--- START ---

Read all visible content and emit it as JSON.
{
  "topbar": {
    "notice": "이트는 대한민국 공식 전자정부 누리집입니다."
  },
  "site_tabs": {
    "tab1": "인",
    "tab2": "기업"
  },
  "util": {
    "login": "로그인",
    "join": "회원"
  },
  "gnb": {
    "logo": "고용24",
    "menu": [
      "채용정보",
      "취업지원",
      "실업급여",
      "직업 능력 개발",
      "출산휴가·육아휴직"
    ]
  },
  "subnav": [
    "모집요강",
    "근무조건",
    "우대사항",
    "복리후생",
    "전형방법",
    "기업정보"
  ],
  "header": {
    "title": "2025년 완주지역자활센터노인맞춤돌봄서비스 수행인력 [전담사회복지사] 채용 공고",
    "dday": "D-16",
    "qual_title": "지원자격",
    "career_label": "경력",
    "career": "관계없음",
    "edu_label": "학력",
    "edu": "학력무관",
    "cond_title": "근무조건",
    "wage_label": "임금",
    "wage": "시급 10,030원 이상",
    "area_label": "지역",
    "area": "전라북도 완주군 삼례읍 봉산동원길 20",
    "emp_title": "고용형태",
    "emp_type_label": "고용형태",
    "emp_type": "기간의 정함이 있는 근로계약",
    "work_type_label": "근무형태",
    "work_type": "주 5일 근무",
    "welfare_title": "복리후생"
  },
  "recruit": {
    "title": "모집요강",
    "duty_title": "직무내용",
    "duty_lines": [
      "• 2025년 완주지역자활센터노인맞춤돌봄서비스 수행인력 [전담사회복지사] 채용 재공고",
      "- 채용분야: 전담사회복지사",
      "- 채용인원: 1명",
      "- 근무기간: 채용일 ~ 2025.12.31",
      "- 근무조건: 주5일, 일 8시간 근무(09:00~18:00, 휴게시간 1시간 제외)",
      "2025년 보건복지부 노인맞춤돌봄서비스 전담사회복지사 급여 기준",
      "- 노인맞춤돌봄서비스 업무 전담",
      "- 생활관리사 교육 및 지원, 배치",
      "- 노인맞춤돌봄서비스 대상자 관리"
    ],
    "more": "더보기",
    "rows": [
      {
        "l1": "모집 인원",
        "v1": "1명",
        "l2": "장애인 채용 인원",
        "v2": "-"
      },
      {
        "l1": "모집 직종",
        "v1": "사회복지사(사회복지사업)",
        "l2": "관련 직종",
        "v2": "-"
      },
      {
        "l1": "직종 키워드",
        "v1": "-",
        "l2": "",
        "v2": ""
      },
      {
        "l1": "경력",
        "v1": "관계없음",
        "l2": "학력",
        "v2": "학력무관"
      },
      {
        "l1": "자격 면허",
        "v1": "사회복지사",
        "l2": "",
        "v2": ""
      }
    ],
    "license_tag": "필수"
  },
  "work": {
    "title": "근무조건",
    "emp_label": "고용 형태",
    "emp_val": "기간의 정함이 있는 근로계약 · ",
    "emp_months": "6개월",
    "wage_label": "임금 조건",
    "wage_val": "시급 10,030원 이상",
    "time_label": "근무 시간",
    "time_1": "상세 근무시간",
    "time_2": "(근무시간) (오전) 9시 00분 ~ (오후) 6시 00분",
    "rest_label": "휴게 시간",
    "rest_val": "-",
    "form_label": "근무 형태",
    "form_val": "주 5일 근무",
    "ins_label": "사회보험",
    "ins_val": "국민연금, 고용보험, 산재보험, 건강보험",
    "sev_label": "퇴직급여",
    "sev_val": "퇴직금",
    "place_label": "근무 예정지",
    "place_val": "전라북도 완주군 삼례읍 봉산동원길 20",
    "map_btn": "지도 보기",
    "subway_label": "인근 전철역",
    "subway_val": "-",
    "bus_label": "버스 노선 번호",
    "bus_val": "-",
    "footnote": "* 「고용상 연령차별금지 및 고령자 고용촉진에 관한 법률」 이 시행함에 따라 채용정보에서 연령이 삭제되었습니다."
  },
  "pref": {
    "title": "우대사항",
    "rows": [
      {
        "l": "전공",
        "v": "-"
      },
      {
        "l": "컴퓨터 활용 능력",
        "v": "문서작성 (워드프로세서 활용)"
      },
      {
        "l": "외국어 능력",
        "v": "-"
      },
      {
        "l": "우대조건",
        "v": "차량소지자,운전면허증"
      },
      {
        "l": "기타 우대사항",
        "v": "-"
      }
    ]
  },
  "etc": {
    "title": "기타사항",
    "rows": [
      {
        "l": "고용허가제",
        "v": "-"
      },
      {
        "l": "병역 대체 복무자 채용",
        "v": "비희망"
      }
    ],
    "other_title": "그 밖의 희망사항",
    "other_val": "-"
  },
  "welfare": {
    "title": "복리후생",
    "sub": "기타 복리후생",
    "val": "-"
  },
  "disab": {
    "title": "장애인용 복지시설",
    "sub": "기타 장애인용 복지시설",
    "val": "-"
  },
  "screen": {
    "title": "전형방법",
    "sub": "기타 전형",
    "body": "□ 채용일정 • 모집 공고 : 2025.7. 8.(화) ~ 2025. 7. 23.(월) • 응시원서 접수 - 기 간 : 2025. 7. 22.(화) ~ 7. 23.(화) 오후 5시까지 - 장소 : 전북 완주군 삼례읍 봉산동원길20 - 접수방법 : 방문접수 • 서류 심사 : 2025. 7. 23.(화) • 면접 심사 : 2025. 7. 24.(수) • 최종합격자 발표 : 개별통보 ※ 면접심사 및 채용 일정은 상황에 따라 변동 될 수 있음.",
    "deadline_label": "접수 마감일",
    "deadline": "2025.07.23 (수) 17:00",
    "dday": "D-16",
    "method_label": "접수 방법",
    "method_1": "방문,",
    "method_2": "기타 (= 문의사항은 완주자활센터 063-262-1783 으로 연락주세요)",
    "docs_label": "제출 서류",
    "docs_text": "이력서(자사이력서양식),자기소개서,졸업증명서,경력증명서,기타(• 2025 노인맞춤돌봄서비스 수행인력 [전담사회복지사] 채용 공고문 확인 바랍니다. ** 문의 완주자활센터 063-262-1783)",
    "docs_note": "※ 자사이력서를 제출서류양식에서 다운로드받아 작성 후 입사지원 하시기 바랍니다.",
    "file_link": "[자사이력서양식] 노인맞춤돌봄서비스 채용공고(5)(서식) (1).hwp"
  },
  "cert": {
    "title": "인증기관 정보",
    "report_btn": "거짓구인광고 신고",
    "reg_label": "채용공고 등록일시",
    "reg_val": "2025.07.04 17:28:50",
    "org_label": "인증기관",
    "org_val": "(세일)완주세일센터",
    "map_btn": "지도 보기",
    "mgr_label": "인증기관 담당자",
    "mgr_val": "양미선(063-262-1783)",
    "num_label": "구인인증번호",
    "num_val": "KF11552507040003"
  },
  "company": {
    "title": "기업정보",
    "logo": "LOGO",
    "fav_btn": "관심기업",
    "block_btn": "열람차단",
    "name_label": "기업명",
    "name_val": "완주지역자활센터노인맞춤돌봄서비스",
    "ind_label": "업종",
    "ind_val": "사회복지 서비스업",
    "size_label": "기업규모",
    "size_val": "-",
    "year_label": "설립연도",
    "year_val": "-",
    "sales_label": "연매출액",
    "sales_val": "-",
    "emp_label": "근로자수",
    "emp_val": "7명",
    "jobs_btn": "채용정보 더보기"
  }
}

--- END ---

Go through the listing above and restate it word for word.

Read all visible content and emit it as JSON.
{
  "topbar": {
    "notice": "이트는 대한민국 공식 전자정부 누리집입니다."
  },
  "site_tabs": {
    "tab1": "인",
    "tab2": "기업"
  },
  "util": {
    "login": "로그인",
    "join": "회원"
  },
  "gnb": {
    "logo": "고용24",
    "menu": [
      "채용정보",
      "취업지원",
      "실업급여",
      "직업 능력 개발",
      "출산휴가·육아휴직"
    ]
  },
  "subnav": [
    "모집요강",
    "근무조건",
    "우대사항",
    "복리후생",
    "전형방법",
    "기업정보"
  ],
  "header": {
    "title": "2025년 완주지역자활센터노인맞춤돌봄서비스 수행인력 [전담사회복지사] 채용 공고",
    "dday": "D-16",
    "qual_title": "지원자격",
    "career_label": "경력",
    "career": "관계없음",
    "edu_label": "학력",
    "edu": "학력무관",
    "cond_title": "근무조건",
    "wage_label": "임금",
    "wage": "시급 10,030원 이상",
    "area_label": "지역",
    "area": "전라북도 완주군 삼례읍 봉산동원길 20",
    "emp_title": "고용형태",
    "emp_type_label": "고용형태",
    "emp_type": "기간의 정함이 있는 근로계약",
    "work_type_label": "근무형태",
    "work_type": "주 5일 근무",
    "welfare_title": "복리후생"
  },
  "recruit": {
    "title": "모집요강",
    "duty_title": "직무내용",
    "duty_lines": [
      "• 2025년 완주지역자활센터노인맞춤돌봄서비스 수행인력 [전담사회복지사] 채용 재공고",
      "- 채용분야: 전담사회복지사",
      "- 채용인원: 1명",
      "- 근무기간: 채용일 ~ 2025.12.31",
      "- 근무조건: 주5일, 일 8시간 근무(09:00~18:00, 휴게시간 1시간 제외)",
      "2025년 보건복지부 노인맞춤돌봄서비스 전담사회복지사 급여 기준",
      "- 노인맞춤돌봄서비스 업무 전담",
      "- 생활관리사 교육 및 지원, 배치",
      "- 노인맞춤돌봄서비스 대상자 관리"
    ],
    "more": "더보기",
    "rows": [
      {
        "l1": "모집 인원",
        "v1": "1명",
        "l2": "장애인 채용 인원",
        "v2": "-"
      },
      {
        "l1": "모집 직종",
        "v1": "사회복지사(사회복지사업)",
        "l2": "관련 직종",
        "v2": "-"
      },
      {
        "l1": "직종 키워드",
        "v1": "-",
        "l2": "",
        "v2": ""
      },
      {
        "l1": "경력",
        "v1": "관계없음",
        "l2": "학력",
        "v2": "학력무관"
      },
      {
        "l1": "자격 면허",
        "v1": "사회복지사",
        "l2": "",
        "v2": ""
      }
    ],
    "license_tag": "필수"
  },
  "work": {
    "title": "근무조건",
    "emp_label": "고용 형태",
    "emp_val": "기간의 정함이 있는 근로계약 · ",
    "emp_months": "6개월",
    "wage_label": "임금 조건",
    "wage_val": "시급 10,030원 이상",
    "time_label": "근무 시간",
    "time_1": "상세 근무시간",
    "time_2": "(근무시간) (오전) 9시 00분 ~ (오후) 6시 00분",
    "rest_label": "휴게 시간",
    "rest_val": "-",
    "form_label": "근무 형태",
    "form_val": "주 5일 근무",
    "ins_label": "사회보험",
    "ins_val": "국민연금, 고용보험, 산재보험, 건강보험",
    "sev_label": "퇴직급여",
    "sev_val": "퇴직금",
    "place_label": "근무 예정지",
    "place_val": "전라북도 완주군 삼례읍 봉산동원길 20",
    "map_btn": "지도 보기",
    "subway_label": "인근 전철역",
    "subway_val": "-",
    "bus_label": "버스 노선 번호",
    "bus_val": "-",
    "footnote": "* 「고용상 연령차별금지 및 고령자 고용촉진에 관한 법률」 이 시행함에 따라 채용정보에서 연령이 삭제되었습니다."
  },
  "pref": {
    "title": "우대사항",
    "rows": [
      {
        "l": "전공",
        "v": "-"
      },
      {
        "l": "컴퓨터 활용 능력",
        "v": "문서작성 (워드프로세서 활용)"
      },
      {
        "l": "외국어 능력",
        "v": "-"
      },
      {
        "l": "우대조건",
        "v": "차량소지자,운전면허증"
      },
      {
        "l": "기타 우대사항",
        "v": "-"
      }
    ]
  },
  "etc": {
    "title": "기타사항",
    "rows": [
      {
        "l": "고용허가제",
        "v": "-"
      },
      {
        "l": "병역 대체 복무자 채용",
        "v": "비희망"
      }
    ],
    "other_title": "그 밖의 희망사항",
    "other_val": "-"
  },
  "welfare": {
    "title": "복리후생",
    "sub": "기타 복리후생",
    "val": "-"
  },
  "disab": {
    "title": "장애인용 복지시설",
    "sub": "기타 장애인용 복지시설",
    "val": "-"
  },
  "screen": {
    "title": "전형방법",
    "sub": "기타 전형",
    "body": "□ 채용일정 • 모집 공고 : 2025.7. 8.(화) ~ 2025. 7. 23.(월) • 응시원서 접수 - 기 간 : 2025. 7. 22.(화) ~ 7. 23.(화) 오후 5시까지 - 장소 : 전북 완주군 삼례읍 봉산동원길20 - 접수방법 : 방문접수 • 서류 심사 : 2025. 7. 23.(화) • 면접 심사 : 2025. 7. 24.(수) • 최종합격자 발표 : 개별통보 ※ 면접심사 및 채용 일정은 상황에 따라 변동 될 수 있음.",
    "deadline_label": "접수 마감일",
    "deadline": "2025.07.23 (수) 17:00",
    "dday": "D-16",
    "method_label": "접수 방법",
    "method_1": "방문,",
    "method_2": "기타 (= 문의사항은 완주자활센터 063-262-1783 으로 연락주세요)",
    "docs_label": "제출 서류",
    "docs_text": "이력서(자사이력서양식),자기소개서,졸업증명서,경력증명서,기타(• 2025 노인맞춤돌봄서비스 수행인력 [전담사회복지사] 채용 공고문 확인 바랍니다. ** 문의 완주자활센터 063-262-1783)",
    "docs_note": "※ 자사이력서를 제출서류양식에서 다운로드받아 작성 후 입사지원 하시기 바랍니다.",
    "file_link": "[자사이력서양식] 노인맞춤돌봄서비스 채용공고(5)(서식) (1).hwp"
  },
  "cert": {
    "title": "인증기관 정보",
    "report_btn": "거짓구인광고 신고",
    "reg_label": "채용공고 등록일시",
    "reg_val": "2025.07.04 17:28:50",
    "org_label": "인증기관",
    "org_val": "(세일)완주세일센터",
    "map_btn": "지도 보기",
    "mgr_label": "인증기관 담당자",
    "mgr_val": "양미선(063-262-1783)",
    "num_label": "구인인증번호",
    "num_val": "KF11552507040003"
  },
  "company": {
    "title": "기업정보",
    "logo": "LOGO",
    "fav_btn": "관심기업",
    "block_btn": "열람차단",
    "name_label": "기업명",
    "name_val": "완주지역자활센터노인맞춤돌봄서비스",
    "ind_label": "업종",
    "ind_val": "사회복지 서비스업",
    "size_label": "기업규모",
    "size_val": "-",
    "year_label": "설립연도",
    "year_val": "-",
    "sales_label": "연매출액",
    "sales_val": "-",
    "emp_label": "근로자수",
    "emp_val": "7명",
    "jobs_btn": "채용정보 더보기"
  }
}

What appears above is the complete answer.